Ultimately, it is a matter of ‘taste’ whether to report an odds ratio or rate ratio. Typically the entire motivation for estimating an odds ratio in a case control study is because it is also an estimator of a population parameter of interest - the rate ratio. On the other hand, it is not incorrect to report an odds ratio. What must be understood is that the odds ratio applies to a data generating process that includes the case control sampling, whereas the rate ratio applies to a data generating process for the whole population.
Re-using data points?
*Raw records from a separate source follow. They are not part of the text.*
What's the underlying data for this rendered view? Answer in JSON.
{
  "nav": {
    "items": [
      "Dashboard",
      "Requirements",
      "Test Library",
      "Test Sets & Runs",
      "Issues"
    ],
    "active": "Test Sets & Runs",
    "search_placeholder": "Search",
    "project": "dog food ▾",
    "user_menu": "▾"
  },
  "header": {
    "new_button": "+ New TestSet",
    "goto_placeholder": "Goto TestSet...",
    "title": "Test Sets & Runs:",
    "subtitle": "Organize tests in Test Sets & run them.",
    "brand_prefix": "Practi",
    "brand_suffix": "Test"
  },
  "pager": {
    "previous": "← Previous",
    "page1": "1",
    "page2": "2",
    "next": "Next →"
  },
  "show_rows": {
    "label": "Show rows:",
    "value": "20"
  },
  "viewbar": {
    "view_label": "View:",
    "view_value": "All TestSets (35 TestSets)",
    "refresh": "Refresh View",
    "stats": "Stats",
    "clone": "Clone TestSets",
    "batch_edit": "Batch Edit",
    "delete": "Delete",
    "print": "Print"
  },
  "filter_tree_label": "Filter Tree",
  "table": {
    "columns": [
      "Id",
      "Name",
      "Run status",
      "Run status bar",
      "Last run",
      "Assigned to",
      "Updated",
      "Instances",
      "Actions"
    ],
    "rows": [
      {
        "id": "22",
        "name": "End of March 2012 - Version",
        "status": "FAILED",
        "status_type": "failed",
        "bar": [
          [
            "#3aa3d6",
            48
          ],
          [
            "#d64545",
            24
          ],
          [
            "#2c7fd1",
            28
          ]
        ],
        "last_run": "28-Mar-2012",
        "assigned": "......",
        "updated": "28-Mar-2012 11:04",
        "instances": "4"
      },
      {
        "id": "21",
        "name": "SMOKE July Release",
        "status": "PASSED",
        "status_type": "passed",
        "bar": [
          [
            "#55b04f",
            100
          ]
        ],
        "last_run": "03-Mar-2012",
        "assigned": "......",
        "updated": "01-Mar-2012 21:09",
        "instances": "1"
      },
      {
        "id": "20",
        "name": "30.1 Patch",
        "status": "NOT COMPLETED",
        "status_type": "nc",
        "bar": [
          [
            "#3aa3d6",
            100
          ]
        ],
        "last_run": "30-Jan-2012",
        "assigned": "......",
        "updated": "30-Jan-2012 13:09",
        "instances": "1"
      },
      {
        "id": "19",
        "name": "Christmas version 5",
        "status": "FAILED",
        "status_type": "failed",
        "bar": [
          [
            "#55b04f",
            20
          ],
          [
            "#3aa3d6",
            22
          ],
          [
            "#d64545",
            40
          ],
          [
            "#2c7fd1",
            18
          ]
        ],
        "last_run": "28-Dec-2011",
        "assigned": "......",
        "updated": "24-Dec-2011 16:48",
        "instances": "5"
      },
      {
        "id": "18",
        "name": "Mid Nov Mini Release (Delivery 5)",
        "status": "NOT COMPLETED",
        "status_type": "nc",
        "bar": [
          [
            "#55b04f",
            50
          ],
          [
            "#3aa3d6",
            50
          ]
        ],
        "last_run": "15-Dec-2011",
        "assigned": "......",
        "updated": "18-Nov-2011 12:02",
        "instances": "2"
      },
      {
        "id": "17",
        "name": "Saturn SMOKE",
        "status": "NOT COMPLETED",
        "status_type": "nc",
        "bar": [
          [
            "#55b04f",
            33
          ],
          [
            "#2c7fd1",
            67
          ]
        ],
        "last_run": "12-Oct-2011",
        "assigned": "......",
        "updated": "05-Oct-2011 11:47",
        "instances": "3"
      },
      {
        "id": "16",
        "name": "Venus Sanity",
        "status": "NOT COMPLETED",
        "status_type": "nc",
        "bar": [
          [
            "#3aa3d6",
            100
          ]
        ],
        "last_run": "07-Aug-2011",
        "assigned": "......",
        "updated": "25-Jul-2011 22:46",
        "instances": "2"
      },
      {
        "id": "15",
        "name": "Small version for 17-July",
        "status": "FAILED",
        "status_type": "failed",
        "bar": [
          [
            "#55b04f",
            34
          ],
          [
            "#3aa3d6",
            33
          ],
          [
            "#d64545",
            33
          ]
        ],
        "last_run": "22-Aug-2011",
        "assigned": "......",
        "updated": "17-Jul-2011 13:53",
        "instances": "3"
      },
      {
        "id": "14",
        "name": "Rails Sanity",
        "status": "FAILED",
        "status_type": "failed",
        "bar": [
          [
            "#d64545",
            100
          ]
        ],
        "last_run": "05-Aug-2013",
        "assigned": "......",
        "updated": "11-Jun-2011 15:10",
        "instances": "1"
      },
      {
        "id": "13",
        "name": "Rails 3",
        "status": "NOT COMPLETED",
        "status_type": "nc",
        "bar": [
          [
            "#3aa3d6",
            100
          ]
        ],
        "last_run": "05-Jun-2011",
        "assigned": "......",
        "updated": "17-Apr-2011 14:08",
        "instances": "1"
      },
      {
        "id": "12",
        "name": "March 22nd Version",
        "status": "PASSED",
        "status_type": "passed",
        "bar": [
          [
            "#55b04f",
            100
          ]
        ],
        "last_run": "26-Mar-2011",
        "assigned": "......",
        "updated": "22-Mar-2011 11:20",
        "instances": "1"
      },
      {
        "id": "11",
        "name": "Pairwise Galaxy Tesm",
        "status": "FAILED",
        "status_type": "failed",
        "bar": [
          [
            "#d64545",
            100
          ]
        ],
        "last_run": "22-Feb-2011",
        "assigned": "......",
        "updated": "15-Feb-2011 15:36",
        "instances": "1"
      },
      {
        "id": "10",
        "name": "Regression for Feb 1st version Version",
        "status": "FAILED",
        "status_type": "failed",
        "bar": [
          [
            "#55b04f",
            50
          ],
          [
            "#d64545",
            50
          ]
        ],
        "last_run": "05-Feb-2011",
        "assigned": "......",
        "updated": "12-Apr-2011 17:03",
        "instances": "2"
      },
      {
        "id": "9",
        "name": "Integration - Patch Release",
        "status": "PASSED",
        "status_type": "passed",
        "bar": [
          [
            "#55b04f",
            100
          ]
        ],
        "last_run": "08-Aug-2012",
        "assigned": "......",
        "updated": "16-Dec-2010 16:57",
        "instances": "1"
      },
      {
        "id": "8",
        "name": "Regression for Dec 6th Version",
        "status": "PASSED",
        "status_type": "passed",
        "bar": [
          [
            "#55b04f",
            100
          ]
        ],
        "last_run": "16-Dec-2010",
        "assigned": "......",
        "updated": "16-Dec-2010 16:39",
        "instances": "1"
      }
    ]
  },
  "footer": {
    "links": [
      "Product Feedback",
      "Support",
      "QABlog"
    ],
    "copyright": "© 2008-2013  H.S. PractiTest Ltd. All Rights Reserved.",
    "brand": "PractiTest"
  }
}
A final confusion that arises is that in risk set sampling, you can end up having the same individual as both a case and a control. This can happen if they are matched to another case at a time before they have had the event themselves. Surely that’s not allowed?
This can be resolved by understanding that the unit of observation in a case-control study is not an indivdual, but an individual at a particular instant in time. In other words, it’s as if each individual has a row in the data for every instant of follow-up time. That will generally result in an infinite number of observations, but the case control study only ever uses a finite subset of them. If an individual ends up having several of their observations included in the case control study, these should be understood as independent data points - or at least data points that are ‘sufficiently independent’ to satisfy the modelling assumptions that are made.
References
1. Kerr S, Greenland S, Rudan I et al. Understanding and reporting odds ratios as rate ratio estimates in case-control studies. Hournal of global health, 2023.
2. Greenland S, Thomas DC. On the need for the rare disease assumption in case-control studies. Am J Epidemiol. 1982;116:547-53. Erratum in: Am J Epidemiol 1990 Jun;131(6): 1102.